  • Hot Climate: Dogs roll on backs on cool surfaces (e.g., tile, grass).
  • Cool Climate: Dogs roll on backs in sunny spots to increase body temperature.

Encounters with New or Stimulating Scents

Both new environments and areas with stinky or smelly stuff can compel a dog to roll. They have an instinct to mask their scent for hunting or to incorporate an interesting scent into their own.

  • New Environment: They may roll to pick up or mask their scent.
  • Stinky Stuff: Rolling in smelly areas could be an instinctive behavior linked to disguise.

Note: Dogs’ interactions with the environment are complex and can vary based on individual behavior and breed tendencies.

Recognizing Normal vs. Concerning Behaviors

When a dog rolls on its back, understanding the context and the accompanying behavioral cues is critical to assess whether it’s a normal activity or a cause for concern.

Observing Behavioral Cues for Potential Issues

When a dog exposes its belly, it is not always a simple gesture of wanting a belly rub. Observation is key. Subtle signs, such as the dog’s ears being pinned back or whining, can indicate fear or discomfort. If the behavior is abruptly coupled with aggression or a sudden change in temperament, the pet owner should consult a veterinarian to rule out any underlying health issues.

Behavioral Cues Possible Interpretations
Exposing belly frequently Sign of submission or trust
Ears back, whining, panting Fear, anxiety, or discomfort
Snapping or growling Defensive or protective behavior, possible pain

Distinguishing Harmless from Potentially Harmful Actions

A dog rolling on its back can generally be considered innocent and no harm if the setting is relaxed and the action is voluntary. A playful stance with a wagging tail and bright eyes usually suggests the dog is engaging in a harmless, submissive behavior. However, if the roll seems more like a defensive position or is accompanied by unusual vocalizations, it may be a red flag signaling potential distress or health complications that require a vet’s attention.
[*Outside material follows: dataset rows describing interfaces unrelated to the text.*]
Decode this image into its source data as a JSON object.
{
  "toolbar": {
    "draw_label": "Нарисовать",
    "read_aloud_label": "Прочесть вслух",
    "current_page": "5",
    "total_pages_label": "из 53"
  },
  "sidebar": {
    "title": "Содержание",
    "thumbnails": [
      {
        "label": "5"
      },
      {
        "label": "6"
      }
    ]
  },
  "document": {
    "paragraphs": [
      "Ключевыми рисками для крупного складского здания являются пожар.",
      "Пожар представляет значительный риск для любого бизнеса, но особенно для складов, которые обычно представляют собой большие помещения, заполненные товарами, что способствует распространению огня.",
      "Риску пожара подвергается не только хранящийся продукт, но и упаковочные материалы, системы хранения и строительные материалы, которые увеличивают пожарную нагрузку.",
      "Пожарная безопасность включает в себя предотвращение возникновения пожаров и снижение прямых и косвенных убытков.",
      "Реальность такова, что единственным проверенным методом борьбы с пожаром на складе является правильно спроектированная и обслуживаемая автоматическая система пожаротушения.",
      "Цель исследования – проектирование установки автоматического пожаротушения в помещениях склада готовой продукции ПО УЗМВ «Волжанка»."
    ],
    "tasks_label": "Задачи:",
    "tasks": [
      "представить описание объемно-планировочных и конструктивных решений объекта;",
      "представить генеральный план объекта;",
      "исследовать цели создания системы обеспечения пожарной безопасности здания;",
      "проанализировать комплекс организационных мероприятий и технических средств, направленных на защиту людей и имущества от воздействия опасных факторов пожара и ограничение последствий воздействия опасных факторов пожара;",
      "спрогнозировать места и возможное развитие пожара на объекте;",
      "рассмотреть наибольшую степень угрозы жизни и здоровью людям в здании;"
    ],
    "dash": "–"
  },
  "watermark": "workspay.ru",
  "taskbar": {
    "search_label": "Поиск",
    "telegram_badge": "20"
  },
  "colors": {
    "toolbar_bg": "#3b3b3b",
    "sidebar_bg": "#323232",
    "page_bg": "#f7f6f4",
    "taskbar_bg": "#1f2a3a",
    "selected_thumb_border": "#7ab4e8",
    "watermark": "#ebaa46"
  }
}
  • Normal Submission: Relaxed posture, no signs of stress
  • Concerning Defensiveness: Stiff posture, tucked tail, avoidance of eye contact

Sharing is caring!